According to Thomson Reuters, the number of litigations among the FTSE 100 fell by 26% to 206 in 2016/17, as disputes resulting from the financial crisis started to fade.
Companies in the financial services accounted for the majority of cases, but litigation involving them was down by 25% to 146.
The report said the big percentage of financial services companies facing court cases reflected how many banks are still involved in financial crisis-era cases related to the mis-selling of interest rate swaps and hedging products.
Even though the number of cases has been declining, the UK largest businesses are still putting aside billions of pounds to cover legal claims.

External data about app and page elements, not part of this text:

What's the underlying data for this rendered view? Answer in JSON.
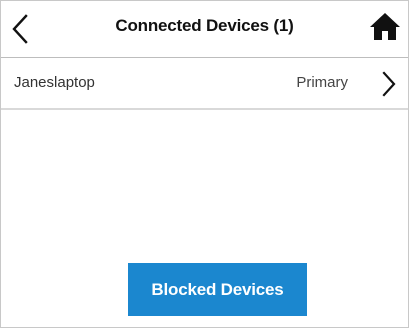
{
  "header": {
    "title": "Connected Devices (1)",
    "back_icon": "chevron-left-icon",
    "home_icon": "home-icon"
  },
  "devices": [
    {
      "name": "Janeslaptop",
      "status": "Primary",
      "action_icon": "chevron-right-icon"
    }
  ],
  "actions": {
    "blocked_devices_label": "Blocked Devices"
  },
  "colors": {
    "button_bg": "#1b87cf",
    "button_text": "#ffffff",
    "divider": "#d9d9d9"
  }
}
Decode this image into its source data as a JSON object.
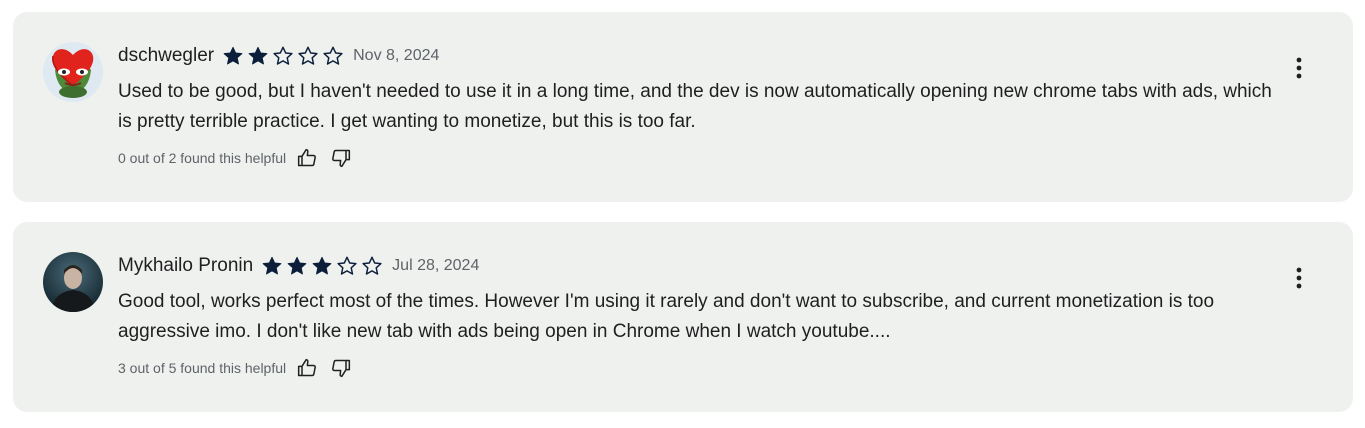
{
  "reviews": [
    {
      "author": "dschwegler",
      "rating": 2,
      "max_rating": 5,
      "date": "Nov 8, 2024",
      "text": "Used to be good, but I haven't needed to use it in a long time, and the dev is now automatically opening new chrome tabs with ads, which is pretty terrible practice. I get wanting to monetize, but this is too far.",
      "helpful": "0 out of 2 found this helpful",
      "avatar_icon": "pepe-heart-avatar"
    },
    {
      "author": "Mykhailo Pronin",
      "rating": 3,
      "max_rating": 5,
      "date": "Jul 28, 2024",
      "text": "Good tool, works perfect most of the times. However I'm using it rarely and don't want to subscribe, and current monetization is too aggressive imo. I don't like new tab with ads being open in Chrome when I watch youtube....",
      "helpful": "3 out of 5 found this helpful",
      "avatar_icon": "person-photo-avatar"
    }
  ],
  "colors": {
    "card_background": "#eff1ef",
    "star": "#0b1f3a",
    "secondary_text": "#5f6368"
  },
  "icons": {
    "filled_star": "filled-star-icon",
    "empty_star": "empty-star-icon",
    "thumbs_up": "thumbs-up-icon",
    "thumbs_down": "thumbs-down-icon",
    "more": "more-vert-icon"
  }
}
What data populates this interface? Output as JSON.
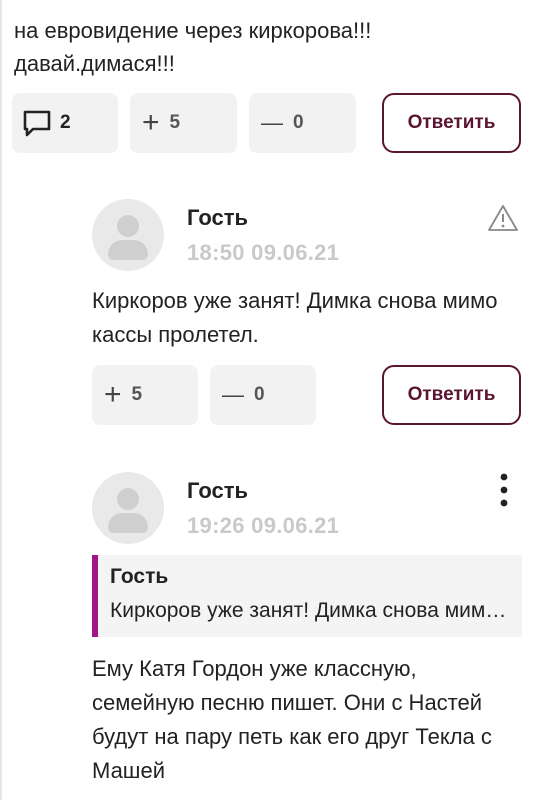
{
  "top_comment": {
    "text": "на евровидение через киркорова!!! давай.димася!!!",
    "comments_count": "2",
    "plus_count": "5",
    "minus_count": "0",
    "reply_label": "Ответить"
  },
  "reply1": {
    "author": "Гость",
    "time": "18:50 09.06.21",
    "text": "Киркоров уже занят! Димка снова мимо кассы пролетел.",
    "plus_count": "5",
    "minus_count": "0",
    "reply_label": "Ответить"
  },
  "reply2": {
    "author": "Гость",
    "time": "19:26 09.06.21",
    "quote_author": "Гость",
    "quote_text": "Киркоров уже занят! Димка снова мимо кассы пролетел.",
    "text": "Ему Катя Гордон уже классную, семейную песню пишет. Они с Настей будут на пару петь как его друг Текла с Машей"
  },
  "icons": {
    "plus": "+",
    "minus": "—"
  },
  "colors": {
    "accent": "#5a1530",
    "quote_bar": "#a3168a",
    "pill_bg": "#f2f2f2",
    "time": "#c9c9c9"
  }
}
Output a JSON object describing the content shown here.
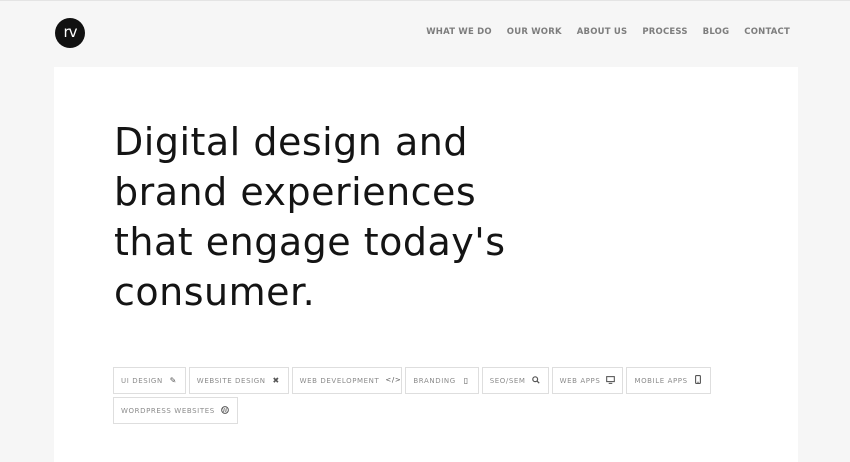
{
  "header": {
    "logo_text": "rv",
    "nav": [
      {
        "label": "WHAT WE DO",
        "name": "nav-what-we-do"
      },
      {
        "label": "OUR WORK",
        "name": "nav-our-work"
      },
      {
        "label": "ABOUT US",
        "name": "nav-about-us"
      },
      {
        "label": "PROCESS",
        "name": "nav-process"
      },
      {
        "label": "BLOG",
        "name": "nav-blog"
      },
      {
        "label": "CONTACT",
        "name": "nav-contact"
      }
    ]
  },
  "hero": {
    "headline_lines": [
      "Digital design and",
      "brand experiences",
      "that engage today's",
      "consumer."
    ]
  },
  "tags": [
    {
      "label": "UI DESIGN",
      "icon": "pencil-icon"
    },
    {
      "label": "WEBSITE DESIGN",
      "icon": "tools-icon"
    },
    {
      "label": "WEB DEVELOPMENT",
      "icon": "code-icon"
    },
    {
      "label": "BRANDING",
      "icon": "book-icon"
    },
    {
      "label": "SEO/SEM",
      "icon": "search-icon"
    },
    {
      "label": "WEB APPS",
      "icon": "desktop-icon"
    },
    {
      "label": "MOBILE APPS",
      "icon": "mobile-icon"
    },
    {
      "label": "WORDPRESS WEBSITES",
      "icon": "wordpress-icon"
    }
  ]
}
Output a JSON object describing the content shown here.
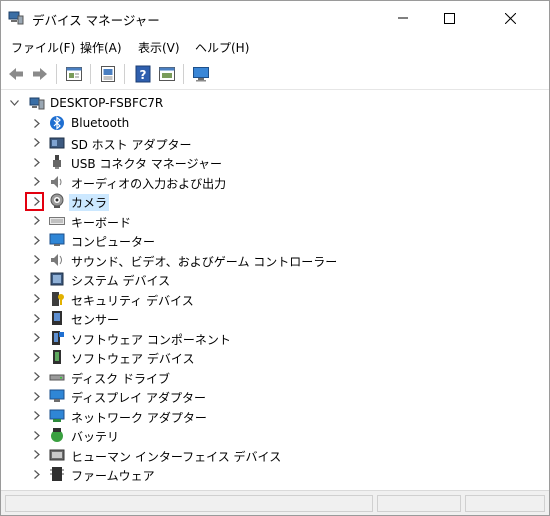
{
  "window": {
    "title": "デバイス マネージャー"
  },
  "menu": [
    "ファイル(F)",
    "操作(A)",
    "表示(V)",
    "ヘルプ(H)"
  ],
  "toolbar": [
    "back-icon",
    "forward-icon",
    "properties-icon",
    "update-icon",
    "help-icon",
    "view-icon",
    "monitor-icon"
  ],
  "tree": {
    "root": {
      "label": "DESKTOP-FSBFC7R",
      "expanded": true
    },
    "items": [
      {
        "label": "Bluetooth",
        "icon": "bluetooth-icon"
      },
      {
        "label": "SD ホスト アダプター",
        "icon": "sd-host-icon"
      },
      {
        "label": "USB コネクタ マネージャー",
        "icon": "usb-connector-icon"
      },
      {
        "label": "オーディオの入力および出力",
        "icon": "audio-io-icon"
      },
      {
        "label": "カメラ",
        "icon": "camera-icon",
        "selected": true
      },
      {
        "label": "キーボード",
        "icon": "keyboard-icon"
      },
      {
        "label": "コンピューター",
        "icon": "computer-icon"
      },
      {
        "label": "サウンド、ビデオ、およびゲーム コントローラー",
        "icon": "sound-icon"
      },
      {
        "label": "システム デバイス",
        "icon": "system-device-icon"
      },
      {
        "label": "セキュリティ デバイス",
        "icon": "security-device-icon"
      },
      {
        "label": "センサー",
        "icon": "sensor-icon"
      },
      {
        "label": "ソフトウェア コンポーネント",
        "icon": "software-component-icon"
      },
      {
        "label": "ソフトウェア デバイス",
        "icon": "software-device-icon"
      },
      {
        "label": "ディスク ドライブ",
        "icon": "disk-drive-icon"
      },
      {
        "label": "ディスプレイ アダプター",
        "icon": "display-adapter-icon"
      },
      {
        "label": "ネットワーク アダプター",
        "icon": "network-adapter-icon"
      },
      {
        "label": "バッテリ",
        "icon": "battery-icon"
      },
      {
        "label": "ヒューマン インターフェイス デバイス",
        "icon": "hid-icon"
      },
      {
        "label": "ファームウェア",
        "icon": "firmware-icon"
      }
    ]
  },
  "colors": {
    "selection": "#cce8ff",
    "highlight": "#e3000f"
  }
}
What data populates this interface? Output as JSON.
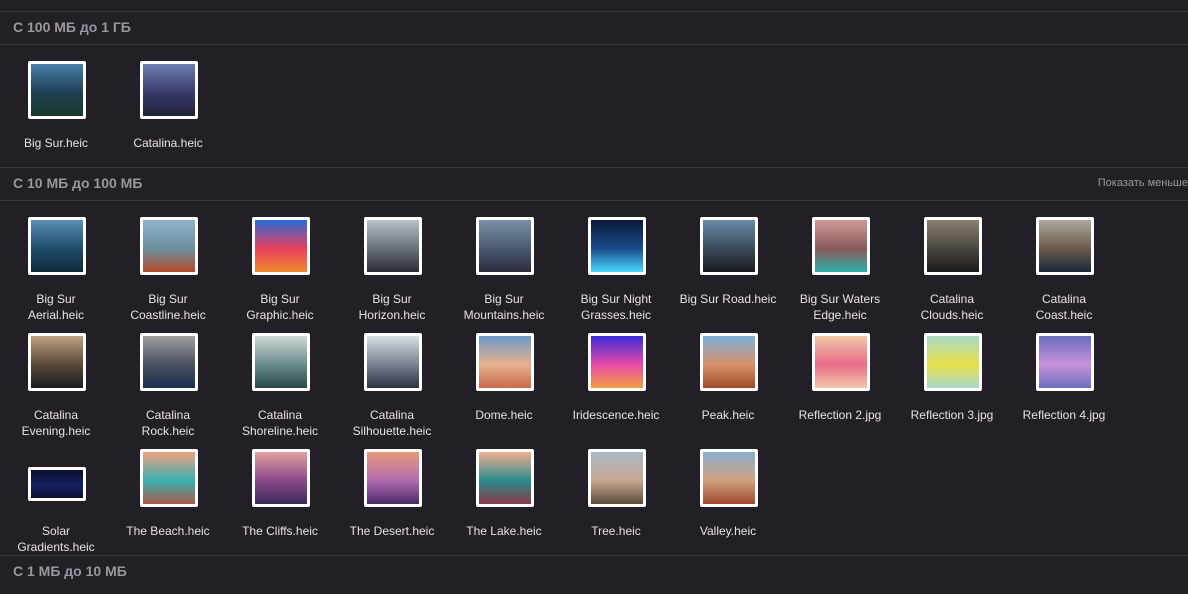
{
  "sections": {
    "s1": {
      "title": "С 100 МБ до 1 ГБ",
      "items": [
        {
          "label": "Big Sur.heic",
          "icon": "big-sur-thumbnail",
          "colors": [
            "#4a7fa8",
            "#1f3f55",
            "#1a3a2a"
          ]
        },
        {
          "label": "Catalina.heic",
          "icon": "catalina-thumbnail",
          "colors": [
            "#6b7fb0",
            "#3a3a6a",
            "#20233a"
          ]
        }
      ]
    },
    "s2": {
      "title": "С 10 МБ до 100 МБ",
      "show_less": "Показать меньше",
      "items": [
        {
          "label": "Big Sur\nAerial.heic",
          "icon": "big-sur-aerial-thumbnail",
          "colors": [
            "#5a8fb5",
            "#1f4a6a",
            "#0f2a3a"
          ]
        },
        {
          "label": "Big Sur\nCoastline.heic",
          "icon": "big-sur-coastline-thumbnail",
          "colors": [
            "#8fb3c8",
            "#6b8fa0",
            "#b34a2a"
          ]
        },
        {
          "label": "Big Sur\nGraphic.heic",
          "icon": "big-sur-graphic-thumbnail",
          "colors": [
            "#2a6ad8",
            "#e8405a",
            "#f08a30"
          ]
        },
        {
          "label": "Big Sur\nHorizon.heic",
          "icon": "big-sur-horizon-thumbnail",
          "colors": [
            "#b8c0c8",
            "#6a7078",
            "#2a2e34"
          ]
        },
        {
          "label": "Big Sur\nMountains.heic",
          "icon": "big-sur-mountains-thumbnail",
          "colors": [
            "#7a90a8",
            "#4a5a70",
            "#2a2a3a"
          ]
        },
        {
          "label": "Big Sur Night\nGrasses.heic",
          "icon": "big-sur-night-grasses-thumbnail",
          "colors": [
            "#0a1a3a",
            "#1a4a8a",
            "#4ad8ff"
          ]
        },
        {
          "label": "Big Sur Road.heic",
          "icon": "big-sur-road-thumbnail",
          "colors": [
            "#6a8aa8",
            "#3a4a5a",
            "#1a1a20"
          ]
        },
        {
          "label": "Big Sur Waters\nEdge.heic",
          "icon": "big-sur-waters-edge-thumbnail",
          "colors": [
            "#d09a9a",
            "#8a5a5a",
            "#2ab0a8"
          ]
        },
        {
          "label": "Catalina\nClouds.heic",
          "icon": "catalina-clouds-thumbnail",
          "colors": [
            "#8a8070",
            "#4a4540",
            "#1a1a1a"
          ]
        },
        {
          "label": "Catalina\nCoast.heic",
          "icon": "catalina-coast-thumbnail",
          "colors": [
            "#b0a8a0",
            "#6a5a4a",
            "#1a2a3a"
          ]
        },
        {
          "label": "Catalina\nEvening.heic",
          "icon": "catalina-evening-thumbnail",
          "colors": [
            "#c0a080",
            "#5a4a3a",
            "#1a1a20"
          ]
        },
        {
          "label": "Catalina\nRock.heic",
          "icon": "catalina-rock-thumbnail",
          "colors": [
            "#a0a0a0",
            "#4a5060",
            "#1a3050"
          ]
        },
        {
          "label": "Catalina\nShoreline.heic",
          "icon": "catalina-shoreline-thumbnail",
          "colors": [
            "#d0d8d8",
            "#6a8a8a",
            "#2a4a4a"
          ]
        },
        {
          "label": "Catalina\nSilhouette.heic",
          "icon": "catalina-silhouette-thumbnail",
          "colors": [
            "#d8e0e8",
            "#7a8090",
            "#2a3040"
          ]
        },
        {
          "label": "Dome.heic",
          "icon": "dome-thumbnail",
          "colors": [
            "#6a9ac8",
            "#e8b090",
            "#c86a4a"
          ]
        },
        {
          "label": "Iridescence.heic",
          "icon": "iridescence-thumbnail",
          "colors": [
            "#3a2ad8",
            "#e84aa8",
            "#f0a040"
          ]
        },
        {
          "label": "Peak.heic",
          "icon": "peak-thumbnail",
          "colors": [
            "#7ab0d8",
            "#d8906a",
            "#a04a2a"
          ]
        },
        {
          "label": "Reflection 2.jpg",
          "icon": "reflection-2-thumbnail",
          "colors": [
            "#f0c8a8",
            "#e86a8a",
            "#f0c8a8"
          ]
        },
        {
          "label": "Reflection 3.jpg",
          "icon": "reflection-3-thumbnail",
          "colors": [
            "#a8d8c8",
            "#e8e04a",
            "#a8d8c8"
          ]
        },
        {
          "label": "Reflection 4.jpg",
          "icon": "reflection-4-thumbnail",
          "colors": [
            "#6a70c0",
            "#c890d8",
            "#6a70c0"
          ]
        },
        {
          "label": "Solar\nGradients.heic",
          "icon": "solar-gradients-thumbnail",
          "colors": [
            "#0a0f30",
            "#142060",
            "#0a0f30"
          ],
          "wide": true
        },
        {
          "label": "The Beach.heic",
          "icon": "the-beach-thumbnail",
          "colors": [
            "#f0a080",
            "#3ab0b0",
            "#a85a4a"
          ]
        },
        {
          "label": "The Cliffs.heic",
          "icon": "the-cliffs-thumbnail",
          "colors": [
            "#e0a0a0",
            "#8a4a8a",
            "#3a2a5a"
          ]
        },
        {
          "label": "The Desert.heic",
          "icon": "the-desert-thumbnail",
          "colors": [
            "#e89a7a",
            "#b06ab0",
            "#4a2a6a"
          ]
        },
        {
          "label": "The Lake.heic",
          "icon": "the-lake-thumbnail",
          "colors": [
            "#f0b090",
            "#2a8a8a",
            "#8a3a4a"
          ]
        },
        {
          "label": "Tree.heic",
          "icon": "tree-thumbnail",
          "colors": [
            "#a8b8c8",
            "#c8a890",
            "#5a4a3a"
          ]
        },
        {
          "label": "Valley.heic",
          "icon": "valley-thumbnail",
          "colors": [
            "#8ab0d0",
            "#d0a080",
            "#a04a2a"
          ]
        }
      ]
    },
    "s3": {
      "title": "С 1 МБ до 10 МБ"
    }
  }
}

Thomson Reuters revealed last month that FTSE 100 companies had to save £26.2bn over the last year in order to pay litigation costs, regulatory fines and compensation, with banks accounting for more than half of the total litigation provisions (£14.6bn).
The mass media company said that big businesses are now facing a growing trend for group actions in the UK courts.
Raichel Hopkinson, head of practical law dispute resolution at Thomson Reuters, said, “Major corporates, especially banks, finally have a pause to draw breath after a decade fighting off credit crunch era lawsuits.”
“However, this could be short-lived respite. Big businesses may now have to brace themselves for the possibility of a rise in class actions financed by the growing pot of third party litigation funding. Litigation funders are keen to deploy the capital offered to them and this may lead to more disputes being pursued.”
Hopkinson also pointed out the new GDPR rules could lead to new claims if companies fail to meet their new obligations.